Seyler's second contention is that the trial court erred as a matter of law when it determined that she was harboring “dangerous” dogs in violation of Section 502-A of the Dog Law.FN6 More particularly, Seyler asserts that the Commonwealth has failed to provide any evidence that the dogs caused severe injury to or “attacked” anyone. We disagree.
FN6. Section 502-A of the Dog Law, 3 P.S. § 459-502-A, provides in pertinent part:
The owner or keeper of the dog shall be guilty of the summary offense of harboring a dangerous dog if the district justice finds beyond a reasonable doubt that the following elements of the offense have been proven:
(1) The dog has done one or more of the following:
(iii) Attacked a human being without provocation.
(2) The dog has either or both of the following:
(ii) A propensity to attack human beings and/or domestic animals without provocation.
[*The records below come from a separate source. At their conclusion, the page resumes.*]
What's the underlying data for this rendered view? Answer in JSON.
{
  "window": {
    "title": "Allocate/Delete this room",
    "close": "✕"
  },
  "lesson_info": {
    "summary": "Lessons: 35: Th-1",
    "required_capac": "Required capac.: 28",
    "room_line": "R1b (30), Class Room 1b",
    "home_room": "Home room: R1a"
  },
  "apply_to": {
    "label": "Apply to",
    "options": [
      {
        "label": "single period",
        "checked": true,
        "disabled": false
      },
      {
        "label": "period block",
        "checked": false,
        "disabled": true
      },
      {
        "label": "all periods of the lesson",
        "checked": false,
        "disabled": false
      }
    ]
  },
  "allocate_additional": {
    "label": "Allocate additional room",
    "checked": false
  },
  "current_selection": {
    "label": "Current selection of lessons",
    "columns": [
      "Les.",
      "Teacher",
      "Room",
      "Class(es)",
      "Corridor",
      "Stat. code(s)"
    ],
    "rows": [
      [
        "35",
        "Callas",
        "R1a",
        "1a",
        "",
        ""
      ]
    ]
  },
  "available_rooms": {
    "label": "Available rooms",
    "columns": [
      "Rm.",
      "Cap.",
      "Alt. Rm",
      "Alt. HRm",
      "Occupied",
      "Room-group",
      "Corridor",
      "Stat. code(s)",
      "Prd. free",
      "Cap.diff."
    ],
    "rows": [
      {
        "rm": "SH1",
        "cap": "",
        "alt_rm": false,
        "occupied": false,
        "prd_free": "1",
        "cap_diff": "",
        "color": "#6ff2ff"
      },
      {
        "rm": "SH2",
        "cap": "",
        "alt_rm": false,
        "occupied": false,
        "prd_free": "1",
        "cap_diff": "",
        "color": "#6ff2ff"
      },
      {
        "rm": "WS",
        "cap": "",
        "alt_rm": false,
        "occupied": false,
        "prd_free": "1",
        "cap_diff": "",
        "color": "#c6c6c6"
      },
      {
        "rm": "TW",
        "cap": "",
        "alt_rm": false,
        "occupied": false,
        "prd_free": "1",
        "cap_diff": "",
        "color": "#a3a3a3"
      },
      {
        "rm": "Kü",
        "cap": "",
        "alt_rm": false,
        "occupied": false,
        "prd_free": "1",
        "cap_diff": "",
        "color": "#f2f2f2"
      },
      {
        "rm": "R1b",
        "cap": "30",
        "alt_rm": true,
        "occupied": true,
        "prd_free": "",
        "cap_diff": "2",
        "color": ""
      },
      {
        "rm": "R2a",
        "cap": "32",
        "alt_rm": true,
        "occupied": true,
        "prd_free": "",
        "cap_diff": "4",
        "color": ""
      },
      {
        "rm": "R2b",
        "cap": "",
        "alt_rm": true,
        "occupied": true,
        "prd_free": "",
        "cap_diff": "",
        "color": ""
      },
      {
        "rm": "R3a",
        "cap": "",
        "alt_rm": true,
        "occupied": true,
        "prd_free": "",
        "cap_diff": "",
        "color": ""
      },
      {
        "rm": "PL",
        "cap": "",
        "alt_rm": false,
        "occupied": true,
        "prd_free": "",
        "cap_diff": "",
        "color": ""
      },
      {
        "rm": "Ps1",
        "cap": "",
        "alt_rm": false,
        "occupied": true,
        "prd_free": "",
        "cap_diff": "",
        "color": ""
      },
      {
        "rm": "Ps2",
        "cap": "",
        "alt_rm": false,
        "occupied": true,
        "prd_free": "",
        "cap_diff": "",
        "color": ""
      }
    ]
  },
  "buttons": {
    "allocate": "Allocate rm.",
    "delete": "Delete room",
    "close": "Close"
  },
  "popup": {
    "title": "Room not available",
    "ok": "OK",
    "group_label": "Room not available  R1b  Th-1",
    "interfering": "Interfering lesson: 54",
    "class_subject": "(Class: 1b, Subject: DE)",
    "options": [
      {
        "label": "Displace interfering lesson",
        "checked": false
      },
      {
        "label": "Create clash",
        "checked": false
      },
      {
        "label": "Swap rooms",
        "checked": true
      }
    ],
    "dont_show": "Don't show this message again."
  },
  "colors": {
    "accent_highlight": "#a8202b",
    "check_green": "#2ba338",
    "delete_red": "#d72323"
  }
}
A propensity to attack may be proven by a single incident of the conduct described in paragraph (1)(i), (ii), (iii), or (iv).
(3) The defendant is the owner or keeper of the dog.
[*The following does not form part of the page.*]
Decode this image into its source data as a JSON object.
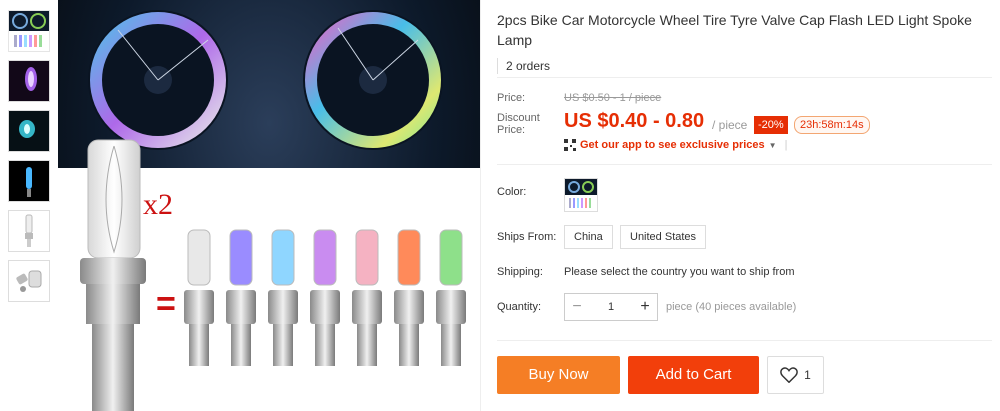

In Commonwealth v. Baldwin, 767 A.2d 644, 646 (Pa.Cmwlth.2001), this Court stated that Section 502-A of the Dog Law sets forth three elements that must be proven in order to establish that a person is guilty of the offense of harboring a dangerous dog. First, it must be established that the individual is the owner or keeper of the dog, and second, that the dog has committed one of four enumerated acts, one of which is attacking a human being without provocation. Finally, the third element that must be proven is that the dog has either or both a history of attacking human beings and/or domestic animals without being provoked and/or a propensity to attack human beings without provocation, which may be proven by a single incident.
*3 Contrary to Seyler's contention, nothing in Section 502-A of the Dog Law requires that the injury from the single incident be severe, but only that a single incident show a propensity of the dog to attack human beings as deduced from the nature of the attack, even if it is only the first attack. Baldwin. Additionally, significant changes were made to this section of the statute by Section 13 of the Act of December 11, 1996, P.L. 943, No. 151, commonly referred to as the 1996 amendments, which added “specific words such as ‘single incident’ to ensure that where it is clear from one attack that a dog is dangerous, that the ‘owners' or ‘keepers' are criminally liable for the summary offense of harboring a dangerous dog.” Commonwealth v. Hake, 738 A.2d 46, 50 (Pa.Cmwlth.1999).
In this case, there was more than sufficient evidence to support the trial court's finding that Seyler was the “owner” of the dogs and that this single incident of biting Neighbor evidenced the propensity of the dogs to attack human beings without provocation. Because there is substantial evidence and no abuse of discretion, the decision of the trial court is affirmed.
Now, July 17, 2007, the order of the Court of Common Pleas of Berks County, in the above-captioned matter, is affirmed.